2013 Spring Marathon
This past January, I ran my first indoor race. The Icebreaker Indoor Marathon in Milwaukee with one of my best finish times in over 10 years. By the way, all of my training for that particular race was on my treadmill. If you live in the Midwest like me, you have been doing most if not all of your running on a treadmill these past couple of months. The end of March is giving us some pretty nice running weather, so it's time to head out! In May, I will be running my first full marathon using my new marathon training philosophy: Less (approx. half) overall mileage with a focus on 3 or 4 hardcore runs per week (all at 75% + effort) and a strong emphasis on core-weights-functional training 2 or 3 times a week. And I've gotta say, my training runs have not been this good since I ran Chicago in 3:28 12 years ago. To say the least, I am very excited to find out the results of my new self-designed marathon training program.
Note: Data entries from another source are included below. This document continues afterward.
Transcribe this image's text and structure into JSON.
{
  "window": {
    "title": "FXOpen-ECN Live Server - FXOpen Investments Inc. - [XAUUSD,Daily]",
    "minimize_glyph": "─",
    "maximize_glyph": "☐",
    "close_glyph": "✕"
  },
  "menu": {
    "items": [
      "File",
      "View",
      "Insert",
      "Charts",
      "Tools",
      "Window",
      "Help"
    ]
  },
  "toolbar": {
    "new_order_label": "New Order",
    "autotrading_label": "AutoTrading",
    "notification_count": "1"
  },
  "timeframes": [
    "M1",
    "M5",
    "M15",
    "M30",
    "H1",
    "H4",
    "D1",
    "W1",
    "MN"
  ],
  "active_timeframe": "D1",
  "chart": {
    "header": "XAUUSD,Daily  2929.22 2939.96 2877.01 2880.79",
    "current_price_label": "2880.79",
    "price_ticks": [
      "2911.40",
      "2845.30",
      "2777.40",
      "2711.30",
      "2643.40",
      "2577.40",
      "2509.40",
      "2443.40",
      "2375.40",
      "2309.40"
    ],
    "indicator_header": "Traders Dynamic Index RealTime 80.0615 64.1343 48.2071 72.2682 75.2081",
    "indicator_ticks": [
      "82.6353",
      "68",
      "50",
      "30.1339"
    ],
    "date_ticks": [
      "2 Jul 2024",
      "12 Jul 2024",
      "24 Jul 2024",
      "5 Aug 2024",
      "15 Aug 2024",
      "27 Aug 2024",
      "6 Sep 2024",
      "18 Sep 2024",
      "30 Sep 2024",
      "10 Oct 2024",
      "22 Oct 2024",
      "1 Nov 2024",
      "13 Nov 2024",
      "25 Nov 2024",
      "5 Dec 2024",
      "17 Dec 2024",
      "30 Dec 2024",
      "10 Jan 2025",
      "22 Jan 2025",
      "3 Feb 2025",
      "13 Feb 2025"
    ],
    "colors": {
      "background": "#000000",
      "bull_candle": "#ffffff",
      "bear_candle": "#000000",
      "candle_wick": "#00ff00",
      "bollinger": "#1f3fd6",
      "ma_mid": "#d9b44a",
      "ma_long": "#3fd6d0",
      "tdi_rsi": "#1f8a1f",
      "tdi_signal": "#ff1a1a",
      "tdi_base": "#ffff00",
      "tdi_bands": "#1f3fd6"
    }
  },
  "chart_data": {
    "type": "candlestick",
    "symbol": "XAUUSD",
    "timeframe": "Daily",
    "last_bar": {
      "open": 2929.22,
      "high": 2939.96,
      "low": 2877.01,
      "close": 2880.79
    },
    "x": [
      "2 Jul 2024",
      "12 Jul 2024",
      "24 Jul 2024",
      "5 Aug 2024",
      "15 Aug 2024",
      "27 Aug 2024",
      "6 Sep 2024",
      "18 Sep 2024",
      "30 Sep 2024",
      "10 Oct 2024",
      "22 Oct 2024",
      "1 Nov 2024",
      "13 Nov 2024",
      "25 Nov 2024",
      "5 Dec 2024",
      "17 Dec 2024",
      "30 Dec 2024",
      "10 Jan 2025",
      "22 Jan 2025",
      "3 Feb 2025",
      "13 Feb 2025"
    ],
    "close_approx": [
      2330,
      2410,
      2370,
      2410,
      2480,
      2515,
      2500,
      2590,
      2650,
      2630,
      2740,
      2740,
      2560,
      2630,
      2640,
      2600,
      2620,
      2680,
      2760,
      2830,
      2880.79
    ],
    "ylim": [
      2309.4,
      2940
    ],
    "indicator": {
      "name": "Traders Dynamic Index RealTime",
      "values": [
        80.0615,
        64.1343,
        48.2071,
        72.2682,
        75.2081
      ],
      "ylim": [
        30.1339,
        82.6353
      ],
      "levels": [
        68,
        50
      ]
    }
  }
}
Okay, back to the subject, running outdoors. Since most marathons are typically held outdoors on the street, it makes perfect sense that your body is well...used to running outdoors on the street! For me that will only be one day a week but for you it may be more. Keep in mind, the "shock of your foot hitting the ground with the force of 2.5 times your body weight. This is particularly important if you are a heel-striker, as many runners are, and run on unforgiving surfaces such as concrete. Repeated pounding in poorly cushioned shoes can lead to injuries, including to your knee and back." Read more: http://www.livestrong.com/article/285405-the-best-shock-absorber-running-shoes/#ixzz2OyRA4IoW When you head out for the first time, my best advice would be to take an easy run and get your body used to the pounding and if you can find a trail to run on, that might even be a better idea (that is what I will be doing). Also, it's not just practicing the actual running but also practicing using items like sunglasses, hat, gloves, ipod, waist pouch, squeeze bottle, nutritional packs, etc. that you think you may use on race day. Funny thing about Spring Time Marathons in the Midwest, we could have snow, rain or 90 degree weather so you need to prepare yourself for every possibility! Doris synergyfitandrun.com firstname.lastname@example.org